◆ What the exercise asks
Using the data below, show every line where the word "icon" occurs.

◆ Data listing
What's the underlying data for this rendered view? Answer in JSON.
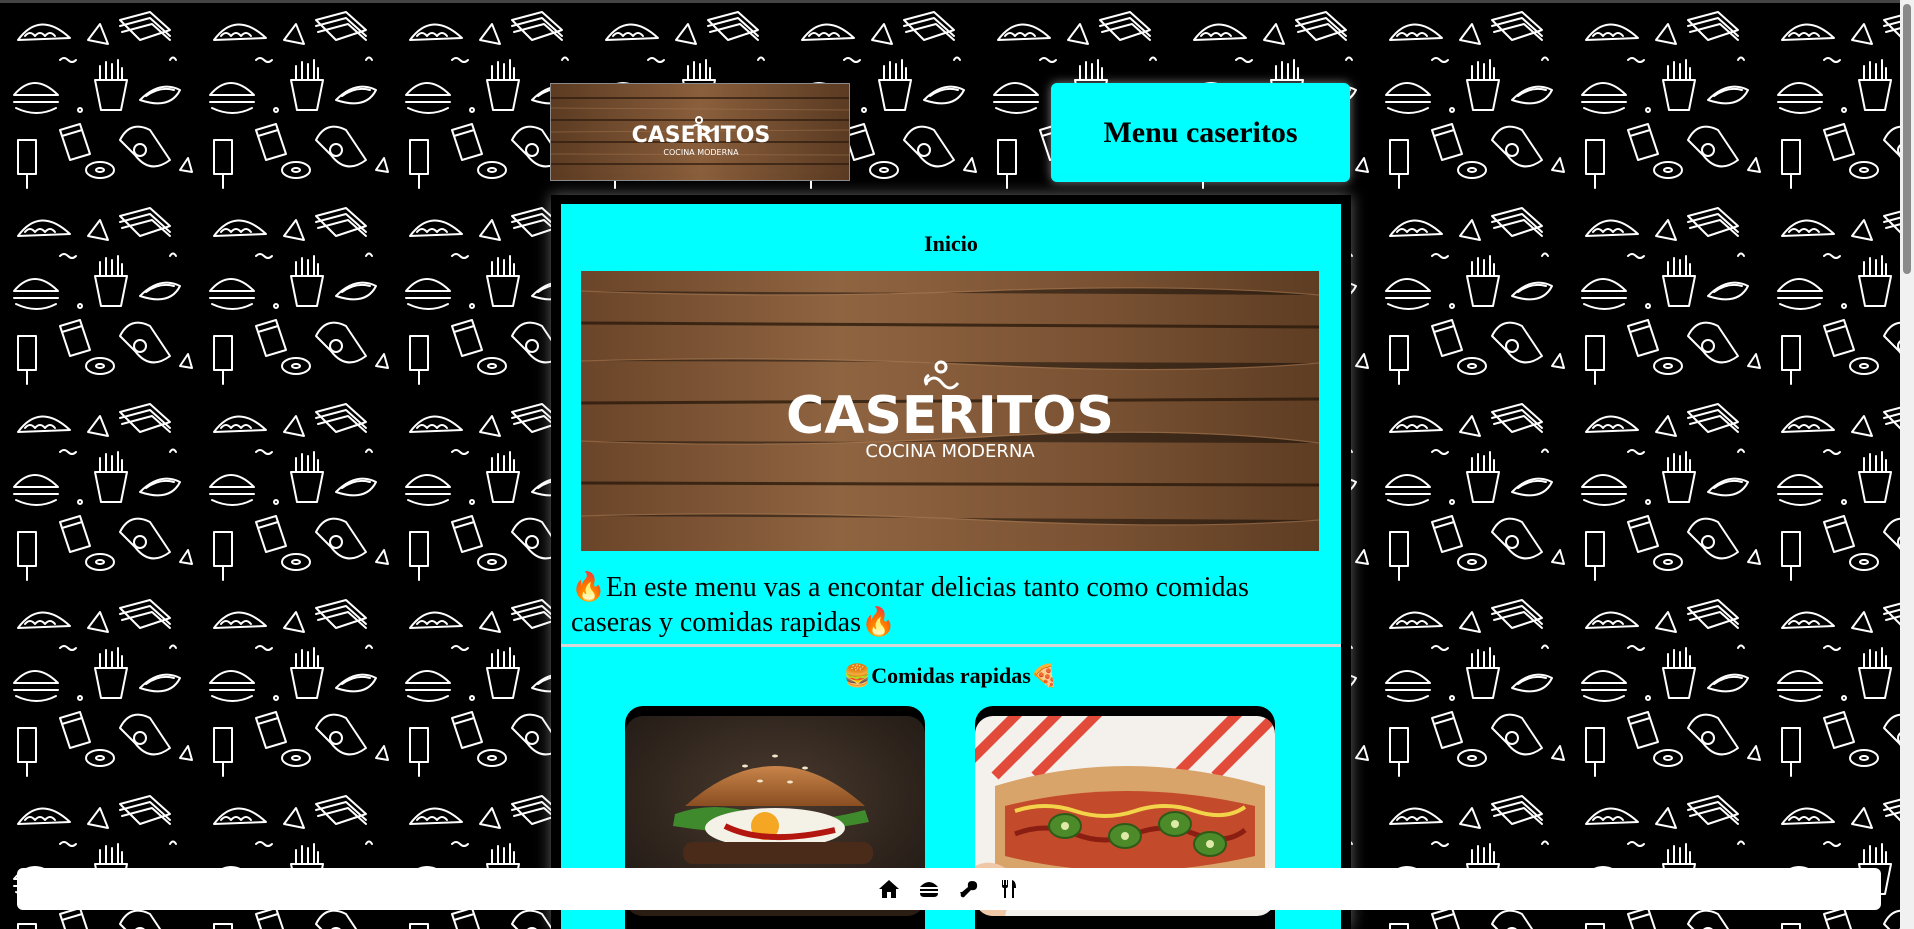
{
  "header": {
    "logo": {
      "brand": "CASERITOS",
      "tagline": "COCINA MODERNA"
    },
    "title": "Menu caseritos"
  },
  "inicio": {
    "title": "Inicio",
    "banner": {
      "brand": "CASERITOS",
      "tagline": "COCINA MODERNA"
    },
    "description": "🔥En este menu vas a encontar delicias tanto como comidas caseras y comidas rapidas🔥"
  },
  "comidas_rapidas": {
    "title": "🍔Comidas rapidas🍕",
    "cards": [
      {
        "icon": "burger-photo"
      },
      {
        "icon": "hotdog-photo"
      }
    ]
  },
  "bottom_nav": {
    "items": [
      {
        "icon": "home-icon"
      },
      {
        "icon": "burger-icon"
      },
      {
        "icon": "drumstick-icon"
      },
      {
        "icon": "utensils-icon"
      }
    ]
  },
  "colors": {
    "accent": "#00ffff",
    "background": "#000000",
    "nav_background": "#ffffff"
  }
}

◆ Output of the task
        "icon": "burger-photo"
        "icon": "hotdog-photo"
        "icon": "home-icon"
        "icon": "burger-icon"
        "icon": "drumstick-icon"
        "icon": "utensils-icon"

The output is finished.